As my Civic bio says, in a former life I directed web communications for MITAdmissions. A big part of my job was running the blogs. While many colleges now have student blogs, the MITAdmissions blogs, founded by Ben Jones, are famous for being honest, uncensored avenues of student expression.
On October 29th, a junior named Lydia wrote an blog called “Meltdown,” in which she wrote a heartrending account of what it’s like to be a stressed out MIT student.
I don’t think many people understand what we mean when we say that MIT is hard. It’s not just the workload.
There’s this feeling that no matter how hard you work, you can always be better, and as long as you can be better, you’re not good enough. You’re a slacker, you’re stupid, and MIT keeps an overflowing warehouse of proof in the second basement of building 36. There’s stress and there’s shame and there’s insecurity. Sometimes there’s hope. Sometimes there’s happiness. Sometimes there’s overwhelming loneliness.

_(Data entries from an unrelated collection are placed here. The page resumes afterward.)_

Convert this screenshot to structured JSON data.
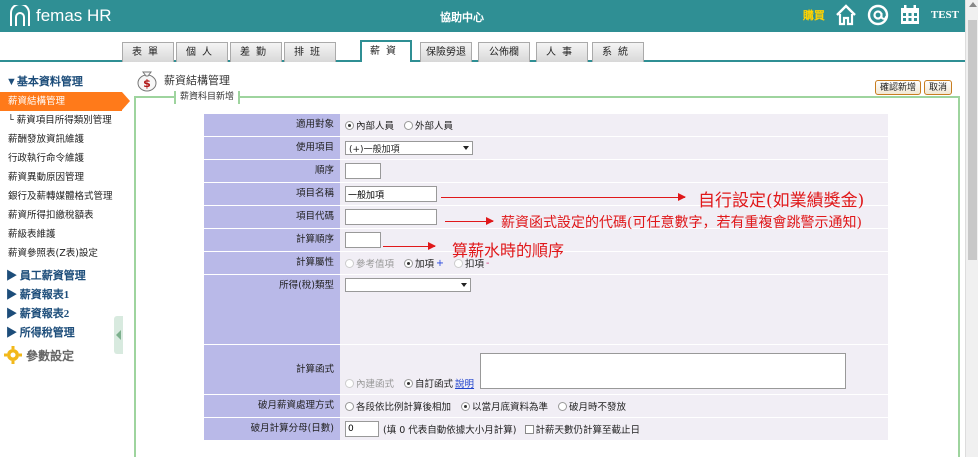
{
  "header": {
    "logo_text": "femas HR",
    "title": "協助中心",
    "buy_label": "購買",
    "user": "TEST",
    "icons": [
      "home-icon",
      "at-icon",
      "calendar-icon"
    ]
  },
  "tabs": [
    {
      "label": "表單"
    },
    {
      "label": "個人"
    },
    {
      "label": "差勤"
    },
    {
      "label": "排班"
    },
    {
      "label": "薪資"
    },
    {
      "label": "保險勞退"
    },
    {
      "label": "公佈欄"
    },
    {
      "label": "人事"
    },
    {
      "label": "系統"
    }
  ],
  "sidebar": {
    "section_title": "▼基本資料管理",
    "items": [
      {
        "label": "薪資結構管理"
      },
      {
        "label": "└ 薪資項目所得類別管理"
      },
      {
        "label": "薪酬發放資訊維護"
      },
      {
        "label": "行政執行命令維護"
      },
      {
        "label": "薪資異動原因管理"
      },
      {
        "label": "銀行及薪轉媒體格式管理"
      },
      {
        "label": "薪資所得扣繳稅額表"
      },
      {
        "label": "薪級表維護"
      },
      {
        "label": "薪資參照表(Z表)設定"
      }
    ],
    "groups": [
      {
        "label": "▶ 員工薪資管理"
      },
      {
        "label": "▶ 薪資報表1"
      },
      {
        "label": "▶ 薪資報表2"
      },
      {
        "label": "▶ 所得稅管理"
      }
    ],
    "settings_label": "參數設定"
  },
  "main": {
    "page_title": "薪資結構管理",
    "confirm_button": "確認新增",
    "cancel_button": "取消",
    "panel_legend": "薪資科目新增"
  },
  "form": {
    "applies_to_label": "適用對象",
    "applies_to_options": [
      "內部人員",
      "外部人員"
    ],
    "usage_label": "使用項目",
    "usage_value": "(+)一般加項",
    "order_label": "順序",
    "order_value": "",
    "name_label": "項目名稱",
    "name_value": "一般加項",
    "code_label": "項目代碼",
    "code_value": "",
    "calc_order_label": "計算順序",
    "calc_order_value": "",
    "calc_attr_label": "計算屬性",
    "calc_attr_options": [
      "參考值項",
      "加項",
      "扣項"
    ],
    "plus_sign": "+",
    "minus_sign": "-",
    "tax_type_label": "所得(稅)類型",
    "tax_type_value": "",
    "calc_func_label": "計算函式",
    "calc_func_options": [
      "內建函式",
      "自訂函式"
    ],
    "calc_func_link": "說明",
    "partial_month_label": "破月薪資處理方式",
    "partial_month_options": [
      "各段依比例計算後相加",
      "以當月底資料為準",
      "破月時不發放"
    ],
    "partial_days_label": "破月計算分母(日數)",
    "partial_days_value": "0",
    "partial_days_hint": "(填 0 代表自動依據大小月計算)",
    "partial_days_checkbox": "計薪天數仍計算至截止日"
  },
  "annotations": {
    "name_note": "自行設定(如業績獎金)",
    "code_note": "薪資函式設定的代碼(可任意數字，若有重複會跳警示通知)",
    "order_note": "算薪水時的順序"
  },
  "colors": {
    "header_bg": "#2f8f94",
    "sidebar_active": "#ff7a1a",
    "label_bg": "#b9b9e8",
    "annotation_red": "#e0181a"
  }
}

Reading it broke my heart. I’ve known Lydia for a long time. I read her application to MIT. I hired her to be a blogger. I’ve talked with her before about how difficult MIT – and life – can be. Her blog post made me cry.
I was not the only person deeply affected by Lydia’s post. It spread, first through MIT students, then alumni, and then the broader world. The traffic to her post almost took down our servers. Lydia was interviewed on WBUR and WCVB. MIT President Rafael Reif addressed the post in a letter to the MIT community, urging “every member of the MIT community — faculty, students, staff and alumni — to read Lydia’s words and try to imagine how we might respond, as individuals, as groups within the Institute and as an institution overall.”
Joanna Kao, the Tech’s Online Media Editor and frequent friend of Civic, led a team which created several beautiful interactive data visualizations to explore student survey responses about stress on campus:
One of my favorites is this chart, which I have nicknamed “ImposterSyndrome.jpg” 70% of MIT students believe they are below average:
And, as one former blogger emailed me, “GenderStudiesThesisProposal.jpg”:
But, in a brilliant display of well-done data journalism, the Tech did not stop there. Instead, they contextualized the data with a series of interviews: with Chancellor Eric Grimson, with my old Admissions boss Stu Schmill, with Student Support Services, with random students, with peer support staff, and with Lydia.
MIT has struggled for years – maybe decades – with the perception and reality of student stress. There is a culture of intensity at the Institute which opposes the fragility of humanity, a tension Lydia articulates when she tells the Tech that “I’m not just an academic machine — as much as I’d like to be. I’m still a human being that needs a break.” The inhuman, inhumane hardness of MIT is simultaneously one of the best and worst things about the place. As one Media Lab grad student tweeted yesterday, “Pre-MIT I suspect I evaluated in terms of “inherent” aptitude. Now, persistence and perseverance…[survival is] a survival skill, right?”
But the current conversation – triggered by Lydia, addressed by Reif, now continued by the Tech – gives me hope. In her interview, Lydia says she was “emailed by S3 [Student Support Services] on Nov. 16, and they said that in the past week alone the office had had three times the number of walk-ins that they did last year…Some people have emailed me, commented, or came up to me and said, “I wasn’t going to go S3, but now I think I will.”
This is the best student journalism – any journalism – can do. Identify an apparent but underdeveloped problem in the community. Explore and contextualize it through data, through interviews, through advocacy. Create not only a space for conversation, but help clarify and define the frame of the conversation itself. I could not be prouder of Lydia, Joanna, the Tech, and the MIT community for the work that they’ve done. Their efforts deserve recognition, praise, and awards.